Ligaments of the elbow joint:

The capsule is attached to the humerus at the margins of the lower rounded ends of the articular surfaces of capitulum and trochlea, but in front and behind it is carried up over the bone above the coronoid and olecranon fossae Distally, the capsule is attached to the trochlear notch of the ulna at the edge of the articular cartilage, and to the annular ligament of the proximal radioulnar joint. It is not attached to the radius.

The capsule and annular ligament are lined with synovial membrane, which is attached to the articular margins of all three bones. The synovial membrane thus floors in the coronoid and olecranon fossae on the lower end of the humerus, and bridges the gap between the radial notch of the ulna and the neck of the radius. The quadrate ligament prevents herniation of the synovial membrane between the anterior and posterior free edges of the annular ligament.

The ulnar collateral (medial) ligament of the elbow joint is triangular and consists of three bands. The anterior band is the strongest. It passes from the medial epicondyle of the humerus to a small tubercle (unnamed but previously called the sublime tubercle) on the medial border of the coronoid process. The posterior band joins the sublime tubercle and the medial border of the olecranon. A middle band connects these two and lies more deeply; it lodges the ulnar nerve on its way from the arm to the forearm. The radial collateral (lateral) ligament is a single flattened band attached to the humerus below the common extensor origin; it fuses with the annular liga­ment of the head of the radius. The anterior and posterior ligaments are merely thickened parts of the capsule. The annular ligament is attached to the margins of the radial notch of the ulna, and clasps the head and neck of the radius in the proximal radioulnar joint. It has no attachment to the radius, which remains free to rotate in the annular ligament.

Nerve supply of elbow joint:

The joint is supplied by the musculocutaneous, median, ulnar and radial nerves (Hilton’s law).

Movements of elbow joint:

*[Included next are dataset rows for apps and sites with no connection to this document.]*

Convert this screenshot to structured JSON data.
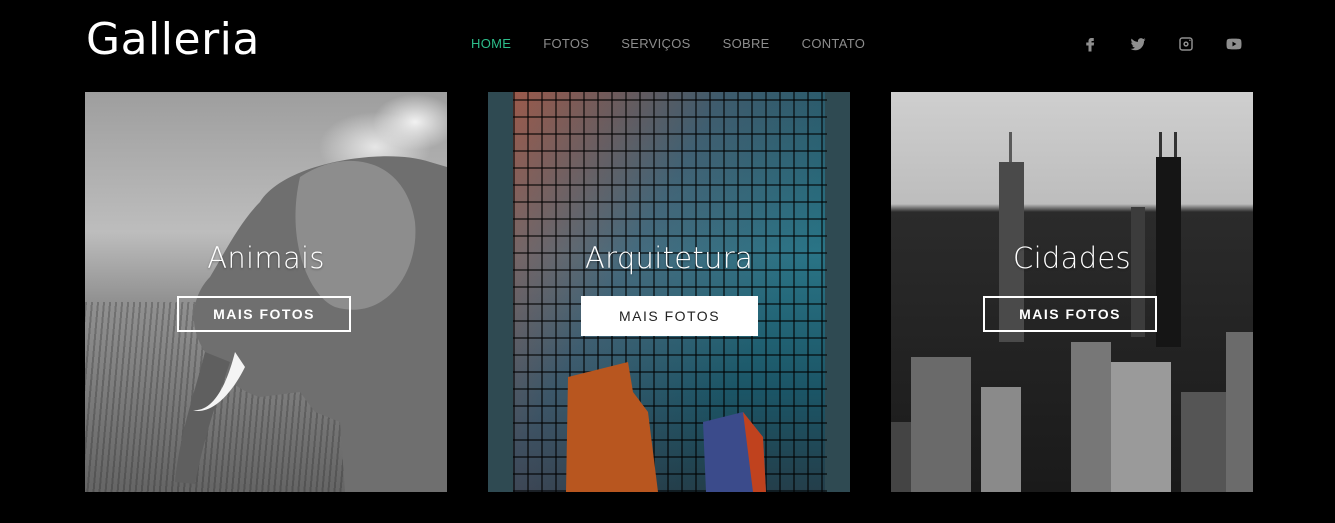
{
  "brand": {
    "logo": "Galleria"
  },
  "nav": {
    "items": [
      {
        "label": "HOME",
        "active": true
      },
      {
        "label": "FOTOS",
        "active": false
      },
      {
        "label": "SERVIÇOS",
        "active": false
      },
      {
        "label": "SOBRE",
        "active": false
      },
      {
        "label": "CONTATO",
        "active": false
      }
    ],
    "active_color": "#2dbd8a",
    "inactive_color": "#8c8c8c"
  },
  "social": [
    "facebook-icon",
    "twitter-icon",
    "instagram-icon",
    "youtube-icon"
  ],
  "cards": [
    {
      "title": "Animais",
      "button": "MAIS FOTOS",
      "image": "elephant-photo"
    },
    {
      "title": "Arquitetura",
      "button": "MAIS FOTOS",
      "image": "glass-building-photo"
    },
    {
      "title": "Cidades",
      "button": "MAIS FOTOS",
      "image": "city-skyline-photo"
    }
  ]
}
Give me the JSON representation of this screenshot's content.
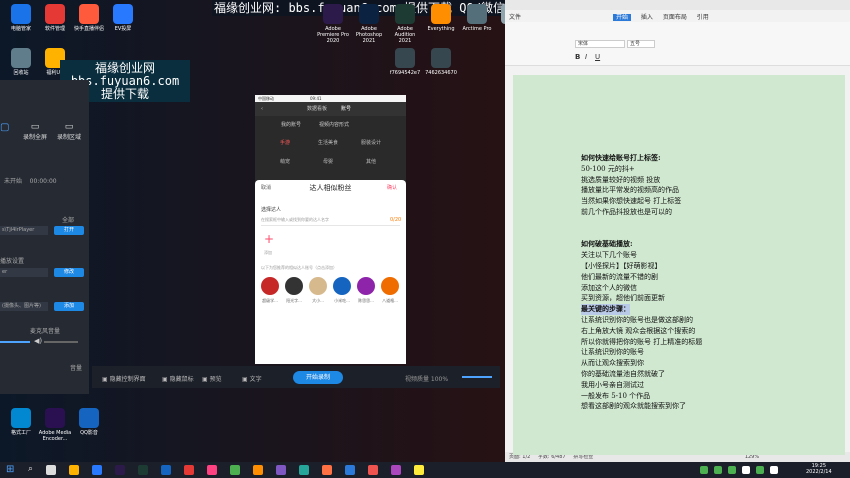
{
  "watermark": {
    "top": "福缘创业网: bbs.fuyuan6.com  提供下载  QQ/微信: 86051064",
    "box_lines": [
      "福缘创业网",
      "bbs.fuyuan6.com",
      "提供下载"
    ]
  },
  "desktop_icons": [
    {
      "label": "电脑管家",
      "color": "#1a73e8"
    },
    {
      "label": "软件管理",
      "color": "#e53935"
    },
    {
      "label": "快手直播伴侣",
      "color": "#ff5a3c"
    },
    {
      "label": "EV投屏",
      "color": "#2979ff"
    },
    {
      "label": "回收站",
      "color": "#607d8b"
    },
    {
      "label": "福利UR",
      "color": "#ffb300"
    },
    {
      "label": "Adobe Premiere Pro 2020",
      "color": "#2c1a4a"
    },
    {
      "label": "Adobe Photoshop 2021",
      "color": "#0b2340"
    },
    {
      "label": "Adobe Audition 2021",
      "color": "#1d3b33"
    },
    {
      "label": "Everything",
      "color": "#ff8f00"
    },
    {
      "label": "Arctime Pro",
      "color": "#546e7a"
    },
    {
      "label": "V",
      "color": "#90a4ae"
    },
    {
      "label": "f7694542e7",
      "color": "#37474f"
    },
    {
      "label": "7462634670",
      "color": "#37474f"
    },
    {
      "label": "格式工厂",
      "color": "#0288d1"
    },
    {
      "label": "Adobe Media Encoder...",
      "color": "#2a1050"
    },
    {
      "label": "QQ影音",
      "color": "#1565c0"
    }
  ],
  "rec_panel": {
    "tabs": [
      "录制全屏",
      "录制区域"
    ],
    "timer": "00:00:00",
    "timer_prefix": "未开始",
    "row_label": "全部",
    "player": "s\\Tjl4lrPlayer",
    "open_button": "打开",
    "section1": "播放设置",
    "modify_button": "修改",
    "placeholder": "(摄像头、图片等)",
    "add_button": "添加",
    "volume_label": "麦克风音量",
    "bottom_label": "音量"
  },
  "phone": {
    "status_left": "中国移动",
    "status_time": "09:41",
    "tab_left": "数据看板",
    "tab_right": "账号",
    "filter_left": "我的账号",
    "filter_right": "视频内容形式",
    "tags": [
      "手游",
      "生活美食",
      "服装设计",
      "萌宠",
      "母婴",
      "其他"
    ]
  },
  "sheet": {
    "cancel": "取消",
    "title": "达人相似粉丝",
    "confirm": "确认",
    "section": "选择达人",
    "hint": "在搜索框中输入或找到你要的达人名字",
    "count": "0/20",
    "add": "添加",
    "recommend": "以下为您推荐的相似达人账号（点击添加）",
    "avatars": [
      "超级学...",
      "阳光字...",
      "大小...",
      "小米吃...",
      "陈思思...",
      "八道格..."
    ]
  },
  "rec_bar": {
    "items": [
      "隐藏控制界面",
      "隐藏鼠标",
      "预览",
      "文字"
    ],
    "start": "开始录制",
    "quality": "视频质量 100%"
  },
  "doc": {
    "menu": [
      "文件",
      "开始",
      "插入",
      "页面布局",
      "引用"
    ],
    "font": "宋体",
    "size": "五号",
    "pagination": "页面: 1/2",
    "words": "字数: 6/487",
    "spell": "拼写检查",
    "zoom": "129%"
  },
  "doc_lines": [
    "如何快速给账号打上标签:",
    "50-100 元的抖+",
    "挑选质量较好的视频  投放",
    "播放量比平常发的视频高的作品",
    "当然如果你想快速起号  打上标签",
    "前几个作品抖投放也是可以的",
    "",
    "",
    "如何破基础播放:",
    "关注以下几个账号",
    "【小怪探片】【好萌影视】",
    "他们最新的流量不错的剧",
    "添加这个人的微信",
    "  买到资源，超他们前面更新",
    "最关键的步骤：",
    "让系统识别你的账号也是做这部剧的",
    "右上角放大镜  观众会根据这个搜索的",
    "所以你就得把你的账号  打上精准的标题",
    "让系统识别你的账号",
    "从而让观众搜索到你",
    "你的基础流量池自然就破了",
    "我用小号亲自测试过",
    "一般发布 5-10 个作品",
    "想看这部剧的观众就能搜索到你了"
  ],
  "taskbar": {
    "time": "19:25",
    "date": "2022/2/14"
  }
}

The only appreciable movement possible at the elbow joint is the simple hinge movement of flexion and exten­sion. From the straight (extended) position the range of flexion is about 140°. This movement does not take place in the line of the humerus, for the axis of the hinge lies obliquely. The extended ulna makes with the humerus an angle of about 170°. This so-called ‘carrying- angle’ fits the elbow into the waist when the arm is at the side, and it is significant that the obliquity of the ulna is more pronounced in women than in men. However, the line of upper arm and forearm becomes straightened out when the forearm is in the usual working position of almost full pronation. A pathological increase in this ‘valgus’ angle (e.g. from a fractured lateral epicondyle or damaged epiphysis) may gradually stretch the ulnar nerve behind the epicondyle and cause an ulnar nerve palsy. During pronation-supination of the forearm there is some rocking movement of the ulna on the trochlea.